| Problem to solve |
Drop the pictures, then repeat every record exactly as it stands.

| Data to process |
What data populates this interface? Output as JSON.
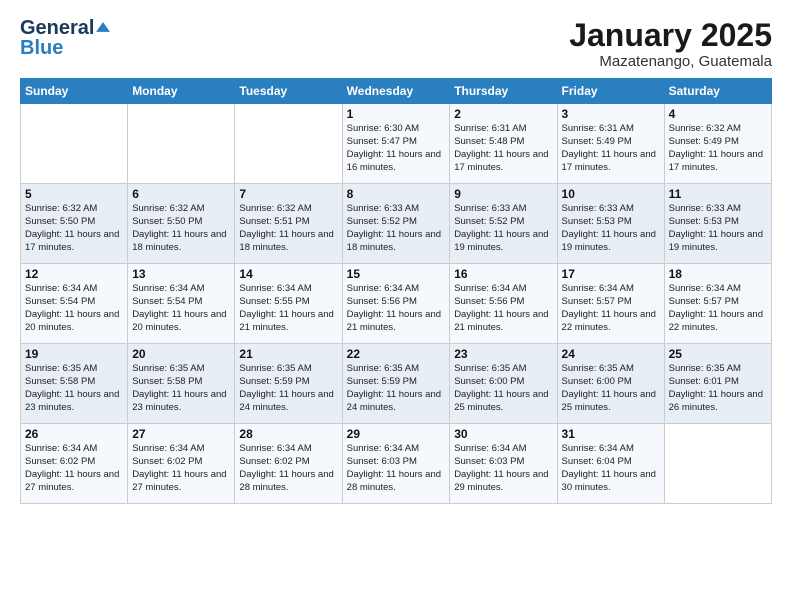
{
  "header": {
    "logo_general": "General",
    "logo_blue": "Blue",
    "title": "January 2025",
    "subtitle": "Mazatenango, Guatemala"
  },
  "calendar": {
    "days_of_week": [
      "Sunday",
      "Monday",
      "Tuesday",
      "Wednesday",
      "Thursday",
      "Friday",
      "Saturday"
    ],
    "weeks": [
      [
        {
          "day": "",
          "info": ""
        },
        {
          "day": "",
          "info": ""
        },
        {
          "day": "",
          "info": ""
        },
        {
          "day": "1",
          "info": "Sunrise: 6:30 AM\nSunset: 5:47 PM\nDaylight: 11 hours\nand 16 minutes."
        },
        {
          "day": "2",
          "info": "Sunrise: 6:31 AM\nSunset: 5:48 PM\nDaylight: 11 hours\nand 17 minutes."
        },
        {
          "day": "3",
          "info": "Sunrise: 6:31 AM\nSunset: 5:49 PM\nDaylight: 11 hours\nand 17 minutes."
        },
        {
          "day": "4",
          "info": "Sunrise: 6:32 AM\nSunset: 5:49 PM\nDaylight: 11 hours\nand 17 minutes."
        }
      ],
      [
        {
          "day": "5",
          "info": "Sunrise: 6:32 AM\nSunset: 5:50 PM\nDaylight: 11 hours\nand 17 minutes."
        },
        {
          "day": "6",
          "info": "Sunrise: 6:32 AM\nSunset: 5:50 PM\nDaylight: 11 hours\nand 18 minutes."
        },
        {
          "day": "7",
          "info": "Sunrise: 6:32 AM\nSunset: 5:51 PM\nDaylight: 11 hours\nand 18 minutes."
        },
        {
          "day": "8",
          "info": "Sunrise: 6:33 AM\nSunset: 5:52 PM\nDaylight: 11 hours\nand 18 minutes."
        },
        {
          "day": "9",
          "info": "Sunrise: 6:33 AM\nSunset: 5:52 PM\nDaylight: 11 hours\nand 19 minutes."
        },
        {
          "day": "10",
          "info": "Sunrise: 6:33 AM\nSunset: 5:53 PM\nDaylight: 11 hours\nand 19 minutes."
        },
        {
          "day": "11",
          "info": "Sunrise: 6:33 AM\nSunset: 5:53 PM\nDaylight: 11 hours\nand 19 minutes."
        }
      ],
      [
        {
          "day": "12",
          "info": "Sunrise: 6:34 AM\nSunset: 5:54 PM\nDaylight: 11 hours\nand 20 minutes."
        },
        {
          "day": "13",
          "info": "Sunrise: 6:34 AM\nSunset: 5:54 PM\nDaylight: 11 hours\nand 20 minutes."
        },
        {
          "day": "14",
          "info": "Sunrise: 6:34 AM\nSunset: 5:55 PM\nDaylight: 11 hours\nand 21 minutes."
        },
        {
          "day": "15",
          "info": "Sunrise: 6:34 AM\nSunset: 5:56 PM\nDaylight: 11 hours\nand 21 minutes."
        },
        {
          "day": "16",
          "info": "Sunrise: 6:34 AM\nSunset: 5:56 PM\nDaylight: 11 hours\nand 21 minutes."
        },
        {
          "day": "17",
          "info": "Sunrise: 6:34 AM\nSunset: 5:57 PM\nDaylight: 11 hours\nand 22 minutes."
        },
        {
          "day": "18",
          "info": "Sunrise: 6:34 AM\nSunset: 5:57 PM\nDaylight: 11 hours\nand 22 minutes."
        }
      ],
      [
        {
          "day": "19",
          "info": "Sunrise: 6:35 AM\nSunset: 5:58 PM\nDaylight: 11 hours\nand 23 minutes."
        },
        {
          "day": "20",
          "info": "Sunrise: 6:35 AM\nSunset: 5:58 PM\nDaylight: 11 hours\nand 23 minutes."
        },
        {
          "day": "21",
          "info": "Sunrise: 6:35 AM\nSunset: 5:59 PM\nDaylight: 11 hours\nand 24 minutes."
        },
        {
          "day": "22",
          "info": "Sunrise: 6:35 AM\nSunset: 5:59 PM\nDaylight: 11 hours\nand 24 minutes."
        },
        {
          "day": "23",
          "info": "Sunrise: 6:35 AM\nSunset: 6:00 PM\nDaylight: 11 hours\nand 25 minutes."
        },
        {
          "day": "24",
          "info": "Sunrise: 6:35 AM\nSunset: 6:00 PM\nDaylight: 11 hours\nand 25 minutes."
        },
        {
          "day": "25",
          "info": "Sunrise: 6:35 AM\nSunset: 6:01 PM\nDaylight: 11 hours\nand 26 minutes."
        }
      ],
      [
        {
          "day": "26",
          "info": "Sunrise: 6:34 AM\nSunset: 6:02 PM\nDaylight: 11 hours\nand 27 minutes."
        },
        {
          "day": "27",
          "info": "Sunrise: 6:34 AM\nSunset: 6:02 PM\nDaylight: 11 hours\nand 27 minutes."
        },
        {
          "day": "28",
          "info": "Sunrise: 6:34 AM\nSunset: 6:02 PM\nDaylight: 11 hours\nand 28 minutes."
        },
        {
          "day": "29",
          "info": "Sunrise: 6:34 AM\nSunset: 6:03 PM\nDaylight: 11 hours\nand 28 minutes."
        },
        {
          "day": "30",
          "info": "Sunrise: 6:34 AM\nSunset: 6:03 PM\nDaylight: 11 hours\nand 29 minutes."
        },
        {
          "day": "31",
          "info": "Sunrise: 6:34 AM\nSunset: 6:04 PM\nDaylight: 11 hours\nand 30 minutes."
        },
        {
          "day": "",
          "info": ""
        }
      ]
    ]
  }
}
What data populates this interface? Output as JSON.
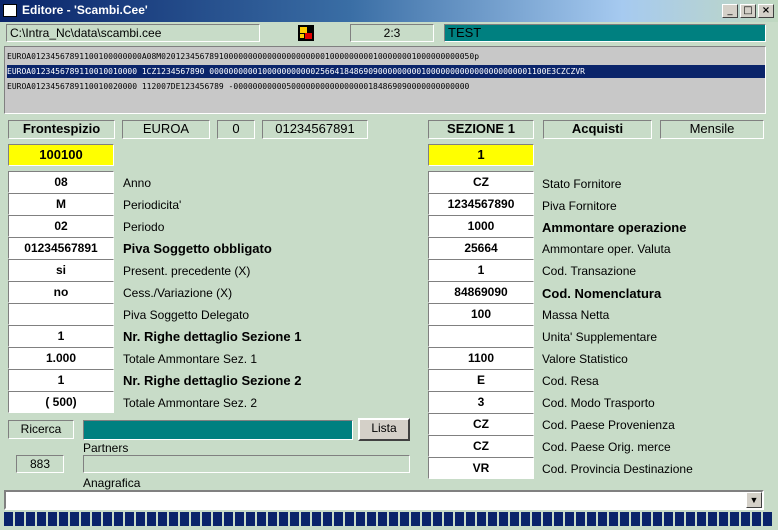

| Task output |
What data populates this interface? Output as JSON.
{
  "header": {
    "logo_general": "General",
    "logo_blue": "Blue",
    "title": "January 2025",
    "subtitle": "Mazatenango, Guatemala"
  },
  "calendar": {
    "days_of_week": [
      "Sunday",
      "Monday",
      "Tuesday",
      "Wednesday",
      "Thursday",
      "Friday",
      "Saturday"
    ],
    "weeks": [
      [
        {
          "day": "",
          "info": ""
        },
        {
          "day": "",
          "info": ""
        },
        {
          "day": "",
          "info": ""
        },
        {
          "day": "1",
          "info": "Sunrise: 6:30 AM\nSunset: 5:47 PM\nDaylight: 11 hours\nand 16 minutes."
        },
        {
          "day": "2",
          "info": "Sunrise: 6:31 AM\nSunset: 5:48 PM\nDaylight: 11 hours\nand 17 minutes."
        },
        {
          "day": "3",
          "info": "Sunrise: 6:31 AM\nSunset: 5:49 PM\nDaylight: 11 hours\nand 17 minutes."
        },
        {
          "day": "4",
          "info": "Sunrise: 6:32 AM\nSunset: 5:49 PM\nDaylight: 11 hours\nand 17 minutes."
        }
      ],
      [
        {
          "day": "5",
          "info": "Sunrise: 6:32 AM\nSunset: 5:50 PM\nDaylight: 11 hours\nand 17 minutes."
        },
        {
          "day": "6",
          "info": "Sunrise: 6:32 AM\nSunset: 5:50 PM\nDaylight: 11 hours\nand 18 minutes."
        },
        {
          "day": "7",
          "info": "Sunrise: 6:32 AM\nSunset: 5:51 PM\nDaylight: 11 hours\nand 18 minutes."
        },
        {
          "day": "8",
          "info": "Sunrise: 6:33 AM\nSunset: 5:52 PM\nDaylight: 11 hours\nand 18 minutes."
        },
        {
          "day": "9",
          "info": "Sunrise: 6:33 AM\nSunset: 5:52 PM\nDaylight: 11 hours\nand 19 minutes."
        },
        {
          "day": "10",
          "info": "Sunrise: 6:33 AM\nSunset: 5:53 PM\nDaylight: 11 hours\nand 19 minutes."
        },
        {
          "day": "11",
          "info": "Sunrise: 6:33 AM\nSunset: 5:53 PM\nDaylight: 11 hours\nand 19 minutes."
        }
      ],
      [
        {
          "day": "12",
          "info": "Sunrise: 6:34 AM\nSunset: 5:54 PM\nDaylight: 11 hours\nand 20 minutes."
        },
        {
          "day": "13",
          "info": "Sunrise: 6:34 AM\nSunset: 5:54 PM\nDaylight: 11 hours\nand 20 minutes."
        },
        {
          "day": "14",
          "info": "Sunrise: 6:34 AM\nSunset: 5:55 PM\nDaylight: 11 hours\nand 21 minutes."
        },
        {
          "day": "15",
          "info": "Sunrise: 6:34 AM\nSunset: 5:56 PM\nDaylight: 11 hours\nand 21 minutes."
        },
        {
          "day": "16",
          "info": "Sunrise: 6:34 AM\nSunset: 5:56 PM\nDaylight: 11 hours\nand 21 minutes."
        },
        {
          "day": "17",
          "info": "Sunrise: 6:34 AM\nSunset: 5:57 PM\nDaylight: 11 hours\nand 22 minutes."
        },
        {
          "day": "18",
          "info": "Sunrise: 6:34 AM\nSunset: 5:57 PM\nDaylight: 11 hours\nand 22 minutes."
        }
      ],
      [
        {
          "day": "19",
          "info": "Sunrise: 6:35 AM\nSunset: 5:58 PM\nDaylight: 11 hours\nand 23 minutes."
        },
        {
          "day": "20",
          "info": "Sunrise: 6:35 AM\nSunset: 5:58 PM\nDaylight: 11 hours\nand 23 minutes."
        },
        {
          "day": "21",
          "info": "Sunrise: 6:35 AM\nSunset: 5:59 PM\nDaylight: 11 hours\nand 24 minutes."
        },
        {
          "day": "22",
          "info": "Sunrise: 6:35 AM\nSunset: 5:59 PM\nDaylight: 11 hours\nand 24 minutes."
        },
        {
          "day": "23",
          "info": "Sunrise: 6:35 AM\nSunset: 6:00 PM\nDaylight: 11 hours\nand 25 minutes."
        },
        {
          "day": "24",
          "info": "Sunrise: 6:35 AM\nSunset: 6:00 PM\nDaylight: 11 hours\nand 25 minutes."
        },
        {
          "day": "25",
          "info": "Sunrise: 6:35 AM\nSunset: 6:01 PM\nDaylight: 11 hours\nand 26 minutes."
        }
      ],
      [
        {
          "day": "26",
          "info": "Sunrise: 6:34 AM\nSunset: 6:02 PM\nDaylight: 11 hours\nand 27 minutes."
        },
        {
          "day": "27",
          "info": "Sunrise: 6:34 AM\nSunset: 6:02 PM\nDaylight: 11 hours\nand 27 minutes."
        },
        {
          "day": "28",
          "info": "Sunrise: 6:34 AM\nSunset: 6:02 PM\nDaylight: 11 hours\nand 28 minutes."
        },
        {
          "day": "29",
          "info": "Sunrise: 6:34 AM\nSunset: 6:03 PM\nDaylight: 11 hours\nand 28 minutes."
        },
        {
          "day": "30",
          "info": "Sunrise: 6:34 AM\nSunset: 6:03 PM\nDaylight: 11 hours\nand 29 minutes."
        },
        {
          "day": "31",
          "info": "Sunrise: 6:34 AM\nSunset: 6:04 PM\nDaylight: 11 hours\nand 30 minutes."
        },
        {
          "day": "",
          "info": ""
        }
      ]
    ]
  }
}
What data populates this interface? Output as JSON.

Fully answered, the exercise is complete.